§ **WHAT IS EXPECTED**: Please restate the data word for word.

+-------+

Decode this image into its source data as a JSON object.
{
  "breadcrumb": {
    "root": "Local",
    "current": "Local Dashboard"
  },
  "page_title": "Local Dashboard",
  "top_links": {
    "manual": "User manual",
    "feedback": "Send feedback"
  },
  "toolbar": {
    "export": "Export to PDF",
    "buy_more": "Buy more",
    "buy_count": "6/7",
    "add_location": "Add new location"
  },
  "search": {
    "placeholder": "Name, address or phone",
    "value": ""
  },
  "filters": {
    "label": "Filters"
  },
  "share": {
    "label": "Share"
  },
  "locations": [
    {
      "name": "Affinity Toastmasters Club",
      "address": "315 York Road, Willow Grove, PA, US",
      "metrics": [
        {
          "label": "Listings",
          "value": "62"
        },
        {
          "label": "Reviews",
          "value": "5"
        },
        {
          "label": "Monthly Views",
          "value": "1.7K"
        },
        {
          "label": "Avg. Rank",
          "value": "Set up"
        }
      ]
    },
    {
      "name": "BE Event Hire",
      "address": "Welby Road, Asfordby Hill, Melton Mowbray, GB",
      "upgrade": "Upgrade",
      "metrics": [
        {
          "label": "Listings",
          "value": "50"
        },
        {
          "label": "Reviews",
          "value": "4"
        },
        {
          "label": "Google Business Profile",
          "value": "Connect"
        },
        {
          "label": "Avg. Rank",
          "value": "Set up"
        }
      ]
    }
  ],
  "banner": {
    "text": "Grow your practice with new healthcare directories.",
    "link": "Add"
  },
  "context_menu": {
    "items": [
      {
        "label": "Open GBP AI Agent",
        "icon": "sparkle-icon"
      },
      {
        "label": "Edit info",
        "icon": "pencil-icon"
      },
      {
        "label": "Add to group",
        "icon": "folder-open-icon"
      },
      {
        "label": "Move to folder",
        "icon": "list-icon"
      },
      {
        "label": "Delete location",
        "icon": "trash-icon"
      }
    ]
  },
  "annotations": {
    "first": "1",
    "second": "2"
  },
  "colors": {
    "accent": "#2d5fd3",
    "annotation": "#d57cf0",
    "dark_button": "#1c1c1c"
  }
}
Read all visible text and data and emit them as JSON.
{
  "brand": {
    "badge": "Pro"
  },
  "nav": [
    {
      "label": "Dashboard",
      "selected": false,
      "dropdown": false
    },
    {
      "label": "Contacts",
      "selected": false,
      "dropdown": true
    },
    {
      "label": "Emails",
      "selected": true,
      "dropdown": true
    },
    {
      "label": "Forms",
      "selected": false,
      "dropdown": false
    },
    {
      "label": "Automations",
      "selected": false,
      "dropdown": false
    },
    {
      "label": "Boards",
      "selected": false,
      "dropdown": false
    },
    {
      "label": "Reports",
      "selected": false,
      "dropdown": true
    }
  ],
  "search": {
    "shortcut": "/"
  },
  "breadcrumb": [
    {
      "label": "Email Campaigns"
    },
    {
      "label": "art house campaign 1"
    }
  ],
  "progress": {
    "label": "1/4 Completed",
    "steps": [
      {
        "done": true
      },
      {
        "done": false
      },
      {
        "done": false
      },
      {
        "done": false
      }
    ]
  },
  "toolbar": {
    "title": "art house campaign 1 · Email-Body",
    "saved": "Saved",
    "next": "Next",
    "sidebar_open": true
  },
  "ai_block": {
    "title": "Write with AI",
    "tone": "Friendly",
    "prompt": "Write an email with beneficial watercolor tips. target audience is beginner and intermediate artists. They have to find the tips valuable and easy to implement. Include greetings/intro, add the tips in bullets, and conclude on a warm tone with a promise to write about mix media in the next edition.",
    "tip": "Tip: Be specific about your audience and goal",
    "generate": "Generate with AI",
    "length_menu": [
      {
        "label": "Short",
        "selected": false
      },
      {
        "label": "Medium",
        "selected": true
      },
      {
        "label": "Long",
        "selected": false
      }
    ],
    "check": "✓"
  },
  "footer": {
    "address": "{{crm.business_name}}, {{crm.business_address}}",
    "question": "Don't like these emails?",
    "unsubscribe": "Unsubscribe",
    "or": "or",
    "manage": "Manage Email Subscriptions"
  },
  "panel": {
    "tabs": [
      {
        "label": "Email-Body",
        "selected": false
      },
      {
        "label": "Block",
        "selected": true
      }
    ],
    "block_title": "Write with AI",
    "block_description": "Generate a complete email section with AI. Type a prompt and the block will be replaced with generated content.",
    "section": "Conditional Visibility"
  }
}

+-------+

§ **SOLUTION FOR THIS EXERCISE**:
Decode this image into its source data as a JSON object.
{
  "breadcrumb": {
    "root": "Local",
    "current": "Local Dashboard"
  },
  "page_title": "Local Dashboard",
  "top_links": {
    "manual": "User manual",
    "feedback": "Send feedback"
  },
  "toolbar": {
    "export": "Export to PDF",
    "buy_more": "Buy more",
    "buy_count": "6/7",
    "add_location": "Add new location"
  },
  "search": {
    "placeholder": "Name, address or phone",
    "value": ""
  },
  "filters": {
    "label": "Filters"
  },
  "share": {
    "label": "Share"
  },
  "locations": [
    {
      "name": "Affinity Toastmasters Club",
      "address": "315 York Road, Willow Grove, PA, US",
      "metrics": [
        {
          "label": "Listings",
          "value": "62"
        },
        {
          "label": "Reviews",
          "value": "5"
        },
        {
          "label": "Monthly Views",
          "value": "1.7K"
        },
        {
          "label": "Avg. Rank",
          "value": "Set up"
        }
      ]
    },
    {
      "name": "BE Event Hire",
      "address": "Welby Road, Asfordby Hill, Melton Mowbray, GB",
      "upgrade": "Upgrade",
      "metrics": [
        {
          "label": "Listings",
          "value": "50"
        },
        {
          "label": "Reviews",
          "value": "4"
        },
        {
          "label": "Google Business Profile",
          "value": "Connect"
        },
        {
          "label": "Avg. Rank",
          "value": "Set up"
        }
      ]
    }
  ],
  "banner": {
    "text": "Grow your practice with new healthcare directories.",
    "link": "Add"
  },
  "context_menu": {
    "items": [
      {
        "label": "Open GBP AI Agent",
        "icon": "sparkle-icon"
      },
      {
        "label": "Edit info",
        "icon": "pencil-icon"
      },
      {
        "label": "Add to group",
        "icon": "folder-open-icon"
      },
      {
        "label": "Move to folder",
        "icon": "list-icon"
      },
      {
        "label": "Delete location",
        "icon": "trash-icon"
      }
    ]
  },
  "annotations": {
    "first": "1",
    "second": "2"
  },
  "colors": {
    "accent": "#2d5fd3",
    "annotation": "#d57cf0",
    "dark_button": "#1c1c1c"
  }
}
Read all visible text and data and emit them as JSON.
{
  "brand": {
    "badge": "Pro"
  },
  "nav": [
    {
      "label": "Dashboard",
      "selected": false,
      "dropdown": false
    },
    {
      "label": "Contacts",
      "selected": false,
      "dropdown": true
    },
    {
      "label": "Emails",
      "selected": true,
      "dropdown": true
    },
    {
      "label": "Forms",
      "selected": false,
      "dropdown": false
    },
    {
      "label": "Automations",
      "selected": false,
      "dropdown": false
    },
    {
      "label": "Boards",
      "selected": false,
      "dropdown": false
    },
    {
      "label": "Reports",
      "selected": false,
      "dropdown": true
    }
  ],
  "search": {
    "shortcut": "/"
  },
  "breadcrumb": [
    {
      "label": "Email Campaigns"
    },
    {
      "label": "art house campaign 1"
    }
  ],
  "progress": {
    "label": "1/4 Completed",
    "steps": [
      {
        "done": true
      },
      {
        "done": false
      },
      {
        "done": false
      },
      {
        "done": false
      }
    ]
  },
  "toolbar": {
    "title": "art house campaign 1 · Email-Body",
    "saved": "Saved",
    "next": "Next",
    "sidebar_open": true
  },
  "ai_block": {
    "title": "Write with AI",
    "tone": "Friendly",
    "prompt": "Write an email with beneficial watercolor tips. target audience is beginner and intermediate artists. They have to find the tips valuable and easy to implement. Include greetings/intro, add the tips in bullets, and conclude on a warm tone with a promise to write about mix media in the next edition.",
    "tip": "Tip: Be specific about your audience and goal",
    "generate": "Generate with AI",
    "length_menu": [
      {
        "label": "Short",
        "selected": false
      },
      {
        "label": "Medium",
        "selected": true
      },
      {
        "label": "Long",
        "selected": false
      }
    ],
    "check": "✓"
  },
  "footer": {
    "address": "{{crm.business_name}}, {{crm.business_address}}",
    "question": "Don't like these emails?",
    "unsubscribe": "Unsubscribe",
    "or": "or",
    "manage": "Manage Email Subscriptions"
  },
  "panel": {
    "tabs": [
      {
        "label": "Email-Body",
        "selected": false
      },
      {
        "label": "Block",
        "selected": true
      }
    ],
    "block_title": "Write with AI",
    "block_description": "Generate a complete email section with AI. Type a prompt and the block will be replaced with generated content.",
    "section": "Conditional Visibility"
  }
}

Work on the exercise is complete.